period when federal corporate tax collections fell to their lowest sustained level in six
decades. This is one of the many troubling findings of a major new report on corporate tax
avoidance by Citizens for Tax Justice (CTJ) and the Institute on Taxation and Economic
Policy (ITEP). The report covered 275 profitable Fortune 500 corporations, with total U.S.
profits of $1.1 trillion over the three-year period.
“The sharp increase in the number of tax-avoiding companies reflects the results of
aggressive corporate lobbying and a White House and a Congress eager to do the
lobbyists’ bidding,” said Robert S. McIntyre, director of CTJ and co-author of the report with
T.D. Coo Nguyen of ITEP.
Skyrocketing Corporate Tax Avoidance
In part due to a major expansion in corporate tax breaks in 2002 and 2003, along with
continued failure by Congress and the White House to curb abusive corporate offshore tax
sheltering, corporate tax avoidance has skyrocketed. For example:
# Eighty-two of the 275 companies, almost a third of the total, paid zero or less in
federal income taxes in at least one year from 2001 to 2003. Many of them enjoyed
multiple no-tax years. In the years they paid no income tax, these companies earned
$102 billion in pretax U.S. profits. But instead of paying $35.6 billion in income taxes as
the statutory 35 percent corporate tax rate seems to require, these companies
generated so many excess tax breaks that they received outright tax rebate checks from
the U.S. Treasury, totaling $12.6 billion. These companies’ “negative tax rates” meant
that they made more after taxes than before taxes in those no-tax years.
# Twenty-eight corporations enjoyed negative federal income tax rates over the entire
2001-03 period.
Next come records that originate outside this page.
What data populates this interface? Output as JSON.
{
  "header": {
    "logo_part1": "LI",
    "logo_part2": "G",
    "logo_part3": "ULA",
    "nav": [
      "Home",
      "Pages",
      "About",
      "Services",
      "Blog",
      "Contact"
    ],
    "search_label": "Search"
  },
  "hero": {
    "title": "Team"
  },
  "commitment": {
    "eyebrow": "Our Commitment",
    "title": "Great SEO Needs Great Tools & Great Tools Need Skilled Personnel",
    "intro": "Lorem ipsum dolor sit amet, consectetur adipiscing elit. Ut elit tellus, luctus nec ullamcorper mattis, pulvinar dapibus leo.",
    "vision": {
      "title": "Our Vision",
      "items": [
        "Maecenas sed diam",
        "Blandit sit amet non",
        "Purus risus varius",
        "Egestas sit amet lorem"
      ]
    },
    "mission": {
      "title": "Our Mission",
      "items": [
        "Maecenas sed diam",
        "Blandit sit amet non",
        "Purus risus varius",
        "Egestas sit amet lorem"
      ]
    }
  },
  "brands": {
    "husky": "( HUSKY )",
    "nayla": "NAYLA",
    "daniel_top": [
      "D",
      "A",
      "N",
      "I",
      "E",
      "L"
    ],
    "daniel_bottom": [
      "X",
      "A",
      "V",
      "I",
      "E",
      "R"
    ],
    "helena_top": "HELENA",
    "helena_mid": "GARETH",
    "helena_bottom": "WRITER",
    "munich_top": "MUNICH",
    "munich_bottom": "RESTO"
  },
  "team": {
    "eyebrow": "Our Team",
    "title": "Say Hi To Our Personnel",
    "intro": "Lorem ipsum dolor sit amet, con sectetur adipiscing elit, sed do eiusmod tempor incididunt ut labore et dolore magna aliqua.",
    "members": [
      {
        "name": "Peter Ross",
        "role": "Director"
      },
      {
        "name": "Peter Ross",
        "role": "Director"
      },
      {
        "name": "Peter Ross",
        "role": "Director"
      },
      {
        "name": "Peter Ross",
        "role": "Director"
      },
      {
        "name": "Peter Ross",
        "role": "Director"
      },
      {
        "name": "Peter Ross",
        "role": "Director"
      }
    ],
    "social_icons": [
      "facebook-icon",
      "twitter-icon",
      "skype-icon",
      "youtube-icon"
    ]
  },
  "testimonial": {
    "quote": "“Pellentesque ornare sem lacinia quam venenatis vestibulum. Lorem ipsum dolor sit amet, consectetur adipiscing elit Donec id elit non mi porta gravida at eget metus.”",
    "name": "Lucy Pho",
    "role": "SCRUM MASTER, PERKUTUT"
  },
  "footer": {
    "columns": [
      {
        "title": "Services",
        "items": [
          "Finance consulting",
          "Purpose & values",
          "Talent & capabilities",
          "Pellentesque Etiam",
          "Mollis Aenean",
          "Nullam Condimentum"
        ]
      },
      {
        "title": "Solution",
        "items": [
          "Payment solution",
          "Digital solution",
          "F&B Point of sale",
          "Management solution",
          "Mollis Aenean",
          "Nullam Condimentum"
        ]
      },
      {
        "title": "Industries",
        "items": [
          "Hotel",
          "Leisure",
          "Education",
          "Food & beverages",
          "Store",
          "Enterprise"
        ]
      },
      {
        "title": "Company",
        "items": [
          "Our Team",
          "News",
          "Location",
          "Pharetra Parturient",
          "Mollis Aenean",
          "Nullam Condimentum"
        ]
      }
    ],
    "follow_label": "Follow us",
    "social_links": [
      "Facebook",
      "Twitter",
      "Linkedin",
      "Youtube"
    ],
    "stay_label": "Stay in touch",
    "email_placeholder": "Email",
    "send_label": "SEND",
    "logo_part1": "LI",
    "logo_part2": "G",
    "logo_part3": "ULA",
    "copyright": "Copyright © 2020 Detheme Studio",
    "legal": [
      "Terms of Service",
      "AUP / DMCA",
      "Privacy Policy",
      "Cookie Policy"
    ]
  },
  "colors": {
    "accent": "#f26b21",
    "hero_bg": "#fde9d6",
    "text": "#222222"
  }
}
These companies, whose pretax U.S. profits totaled $44.9 billion over
the three years, included, among others: Pepco Holdings (–59.6% tax rate), Prudential
Financial (–46.2%), ITT Industries (–22.3%), Boeing (–18.8%), Unisys (–16.0%), Fluor
(–9.2%) and CSX (–7.5%), the company previously headed by our current Secretary of
the Treasury.
# In 2003 alone, 46 companies paid zero or less in federal income taxes. These 46
companies, one out of six of the companies in the study, told their shareholders they
earned U.S. pretax profits in 2003 of $42.6 billion, yet received tax rebates totaling $5.4
billion. In 2002, almost as many companies, 42, paid no tax, reporting $43.5 billion in
pretax profits, but $4.9 billion in tax rebates. From 2001 to 2003, the number of no-tax
companies jumped from 33 to 46, an increase of 40 percent.
# After 2001, the average effective rate for all 275 companies dropped by a fifth, from
21.4 percent in 2001 to 17.2 percent in 2002 and 2003, less than half the statutory 35
percent corporate tax rate that corporations ostensibly are supposed to pay.

May 20 2014 at 9:49 AM Report abuse rate up rate down Reply
Tony and Laurel

I wonder what happened to the 22,000 tax cheats? Are Federal prosecutions of tax fraud public knowledge somewhere?

May 20 2014 at 9:46 AM Report abuse +1 rate up rate down Reply